▶ **Problem statement**
Your answer should be the data below, reproduced with nothing changed.

▶ **Records**
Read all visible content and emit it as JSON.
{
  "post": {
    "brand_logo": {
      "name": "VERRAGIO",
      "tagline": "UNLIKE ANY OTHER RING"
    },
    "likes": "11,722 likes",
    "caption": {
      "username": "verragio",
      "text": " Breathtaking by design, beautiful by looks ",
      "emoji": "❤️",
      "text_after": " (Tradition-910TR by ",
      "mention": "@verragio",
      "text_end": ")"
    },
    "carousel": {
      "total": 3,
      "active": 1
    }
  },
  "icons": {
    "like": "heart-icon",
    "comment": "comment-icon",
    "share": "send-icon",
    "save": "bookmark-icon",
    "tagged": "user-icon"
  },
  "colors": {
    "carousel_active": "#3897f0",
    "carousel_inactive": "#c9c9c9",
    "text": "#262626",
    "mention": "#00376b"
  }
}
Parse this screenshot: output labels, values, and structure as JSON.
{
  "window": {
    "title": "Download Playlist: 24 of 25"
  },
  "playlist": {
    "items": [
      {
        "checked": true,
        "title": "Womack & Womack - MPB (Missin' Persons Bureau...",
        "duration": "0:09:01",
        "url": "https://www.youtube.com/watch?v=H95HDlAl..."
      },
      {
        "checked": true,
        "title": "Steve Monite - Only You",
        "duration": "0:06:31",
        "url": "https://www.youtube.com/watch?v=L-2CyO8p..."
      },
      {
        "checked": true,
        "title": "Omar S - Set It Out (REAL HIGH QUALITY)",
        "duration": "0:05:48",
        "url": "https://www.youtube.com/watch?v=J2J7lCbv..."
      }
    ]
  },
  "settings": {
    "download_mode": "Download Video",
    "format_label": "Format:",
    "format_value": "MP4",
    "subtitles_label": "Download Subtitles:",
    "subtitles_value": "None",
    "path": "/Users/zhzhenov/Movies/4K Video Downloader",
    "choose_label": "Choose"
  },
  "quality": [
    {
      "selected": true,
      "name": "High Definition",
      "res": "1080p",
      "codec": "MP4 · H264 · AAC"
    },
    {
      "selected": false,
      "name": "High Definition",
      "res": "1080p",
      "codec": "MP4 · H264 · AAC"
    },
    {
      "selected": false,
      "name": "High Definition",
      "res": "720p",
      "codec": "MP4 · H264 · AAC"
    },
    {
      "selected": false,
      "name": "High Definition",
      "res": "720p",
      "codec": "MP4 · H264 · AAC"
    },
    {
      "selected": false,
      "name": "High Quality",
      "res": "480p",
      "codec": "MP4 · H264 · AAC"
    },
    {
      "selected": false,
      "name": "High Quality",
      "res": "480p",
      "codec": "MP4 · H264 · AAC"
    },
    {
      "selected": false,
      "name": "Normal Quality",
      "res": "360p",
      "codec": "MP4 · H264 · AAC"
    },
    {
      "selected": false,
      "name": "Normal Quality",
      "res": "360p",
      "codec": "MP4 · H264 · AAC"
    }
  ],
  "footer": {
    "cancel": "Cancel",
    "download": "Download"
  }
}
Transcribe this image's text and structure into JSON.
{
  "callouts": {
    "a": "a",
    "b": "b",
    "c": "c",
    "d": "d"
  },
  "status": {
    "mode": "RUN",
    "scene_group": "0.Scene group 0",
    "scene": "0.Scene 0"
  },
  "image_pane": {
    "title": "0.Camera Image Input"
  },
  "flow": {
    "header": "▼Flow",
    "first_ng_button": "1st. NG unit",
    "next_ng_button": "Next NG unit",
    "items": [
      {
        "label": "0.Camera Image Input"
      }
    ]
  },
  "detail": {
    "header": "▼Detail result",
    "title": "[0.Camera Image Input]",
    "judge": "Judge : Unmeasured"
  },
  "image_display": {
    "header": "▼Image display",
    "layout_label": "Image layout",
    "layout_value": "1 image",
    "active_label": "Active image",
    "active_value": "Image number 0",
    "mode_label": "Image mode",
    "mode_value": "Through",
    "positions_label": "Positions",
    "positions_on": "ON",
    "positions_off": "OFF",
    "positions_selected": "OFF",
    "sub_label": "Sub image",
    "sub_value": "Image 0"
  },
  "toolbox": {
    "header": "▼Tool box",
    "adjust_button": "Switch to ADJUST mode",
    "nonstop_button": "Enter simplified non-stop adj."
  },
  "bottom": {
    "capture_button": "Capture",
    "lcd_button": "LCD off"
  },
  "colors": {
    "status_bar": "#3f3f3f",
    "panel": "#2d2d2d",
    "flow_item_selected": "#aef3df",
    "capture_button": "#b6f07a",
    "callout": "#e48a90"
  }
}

▶ **Solution to this problem**
Read all visible content and emit it as JSON.
{
  "post": {
    "brand_logo": {
      "name": "VERRAGIO",
      "tagline": "UNLIKE ANY OTHER RING"
    },
    "likes": "11,722 likes",
    "caption": {
      "username": "verragio",
      "text": " Breathtaking by design, beautiful by looks ",
      "emoji": "❤️",
      "text_after": " (Tradition-910TR by ",
      "mention": "@verragio",
      "text_end": ")"
    },
    "carousel": {
      "total": 3,
      "active": 1
    }
  },
  "icons": {
    "like": "heart-icon",
    "comment": "comment-icon",
    "share": "send-icon",
    "save": "bookmark-icon",
    "tagged": "user-icon"
  },
  "colors": {
    "carousel_active": "#3897f0",
    "carousel_inactive": "#c9c9c9",
    "text": "#262626",
    "mention": "#00376b"
  }
}
Parse this screenshot: output labels, values, and structure as JSON.
{
  "window": {
    "title": "Download Playlist: 24 of 25"
  },
  "playlist": {
    "items": [
      {
        "checked": true,
        "title": "Womack & Womack - MPB (Missin' Persons Bureau...",
        "duration": "0:09:01",
        "url": "https://www.youtube.com/watch?v=H95HDlAl..."
      },
      {
        "checked": true,
        "title": "Steve Monite - Only You",
        "duration": "0:06:31",
        "url": "https://www.youtube.com/watch?v=L-2CyO8p..."
      },
      {
        "checked": true,
        "title": "Omar S - Set It Out (REAL HIGH QUALITY)",
        "duration": "0:05:48",
        "url": "https://www.youtube.com/watch?v=J2J7lCbv..."
      }
    ]
  },
  "settings": {
    "download_mode": "Download Video",
    "format_label": "Format:",
    "format_value": "MP4",
    "subtitles_label": "Download Subtitles:",
    "subtitles_value": "None",
    "path": "/Users/zhzhenov/Movies/4K Video Downloader",
    "choose_label": "Choose"
  },
  "quality": [
    {
      "selected": true,
      "name": "High Definition",
      "res": "1080p",
      "codec": "MP4 · H264 · AAC"
    },
    {
      "selected": false,
      "name": "High Definition",
      "res": "1080p",
      "codec": "MP4 · H264 · AAC"
    },
    {
      "selected": false,
      "name": "High Definition",
      "res": "720p",
      "codec": "MP4 · H264 · AAC"
    },
    {
      "selected": false,
      "name": "High Definition",
      "res": "720p",
      "codec": "MP4 · H264 · AAC"
    },
    {
      "selected": false,
      "name": "High Quality",
      "res": "480p",
      "codec": "MP4 · H264 · AAC"
    },
    {
      "selected": false,
      "name": "High Quality",
      "res": "480p",
      "codec": "MP4 · H264 · AAC"
    },
    {
      "selected": false,
      "name": "Normal Quality",
      "res": "360p",
      "codec": "MP4 · H264 · AAC"
    },
    {
      "selected": false,
      "name": "Normal Quality",
      "res": "360p",
      "codec": "MP4 · H264 · AAC"
    }
  ],
  "footer": {
    "cancel": "Cancel",
    "download": "Download"
  }
}
Transcribe this image's text and structure into JSON.
{
  "callouts": {
    "a": "a",
    "b": "b",
    "c": "c",
    "d": "d"
  },
  "status": {
    "mode": "RUN",
    "scene_group": "0.Scene group 0",
    "scene": "0.Scene 0"
  },
  "image_pane": {
    "title": "0.Camera Image Input"
  },
  "flow": {
    "header": "▼Flow",
    "first_ng_button": "1st. NG unit",
    "next_ng_button": "Next NG unit",
    "items": [
      {
        "label": "0.Camera Image Input"
      }
    ]
  },
  "detail": {
    "header": "▼Detail result",
    "title": "[0.Camera Image Input]",
    "judge": "Judge : Unmeasured"
  },
  "image_display": {
    "header": "▼Image display",
    "layout_label": "Image layout",
    "layout_value": "1 image",
    "active_label": "Active image",
    "active_value": "Image number 0",
    "mode_label": "Image mode",
    "mode_value": "Through",
    "positions_label": "Positions",
    "positions_on": "ON",
    "positions_off": "OFF",
    "positions_selected": "OFF",
    "sub_label": "Sub image",
    "sub_value": "Image 0"
  },
  "toolbox": {
    "header": "▼Tool box",
    "adjust_button": "Switch to ADJUST mode",
    "nonstop_button": "Enter simplified non-stop adj."
  },
  "bottom": {
    "capture_button": "Capture",
    "lcd_button": "LCD off"
  },
  "colors": {
    "status_bar": "#3f3f3f",
    "panel": "#2d2d2d",
    "flow_item_selected": "#aef3df",
    "capture_button": "#b6f07a",
    "callout": "#e48a90"
  }
}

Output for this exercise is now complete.